GOAL OF THE EXERCISE:
Nothing should be left out. Give all the data again exactly as written.

PROVIDED RECORDS:

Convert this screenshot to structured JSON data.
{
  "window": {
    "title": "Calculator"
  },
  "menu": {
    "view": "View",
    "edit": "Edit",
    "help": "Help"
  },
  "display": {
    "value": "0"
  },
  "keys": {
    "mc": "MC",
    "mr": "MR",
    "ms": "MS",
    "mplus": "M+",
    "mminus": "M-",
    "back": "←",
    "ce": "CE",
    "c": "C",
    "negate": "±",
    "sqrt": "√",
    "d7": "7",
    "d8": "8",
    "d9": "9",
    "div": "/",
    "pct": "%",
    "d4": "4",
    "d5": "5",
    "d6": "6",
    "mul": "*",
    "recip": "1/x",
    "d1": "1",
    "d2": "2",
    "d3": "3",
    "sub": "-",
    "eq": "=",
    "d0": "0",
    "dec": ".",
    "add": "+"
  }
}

WRITTEN RESPONSE:
Convert this screenshot to structured JSON data.
{
  "window": {
    "title": "Calculator"
  },
  "menu": {
    "view": "View",
    "edit": "Edit",
    "help": "Help"
  },
  "display": {
    "value": "0"
  },
  "keys": {
    "mc": "MC",
    "mr": "MR",
    "ms": "MS",
    "mplus": "M+",
    "mminus": "M-",
    "back": "←",
    "ce": "CE",
    "c": "C",
    "negate": "±",
    "sqrt": "√",
    "d7": "7",
    "d8": "8",
    "d9": "9",
    "div": "/",
    "pct": "%",
    "d4": "4",
    "d5": "5",
    "d6": "6",
    "mul": "*",
    "recip": "1/x",
    "d1": "1",
    "d2": "2",
    "d3": "3",
    "sub": "-",
    "eq": "=",
    "d0": "0",
    "dec": ".",
    "add": "+"
  }
}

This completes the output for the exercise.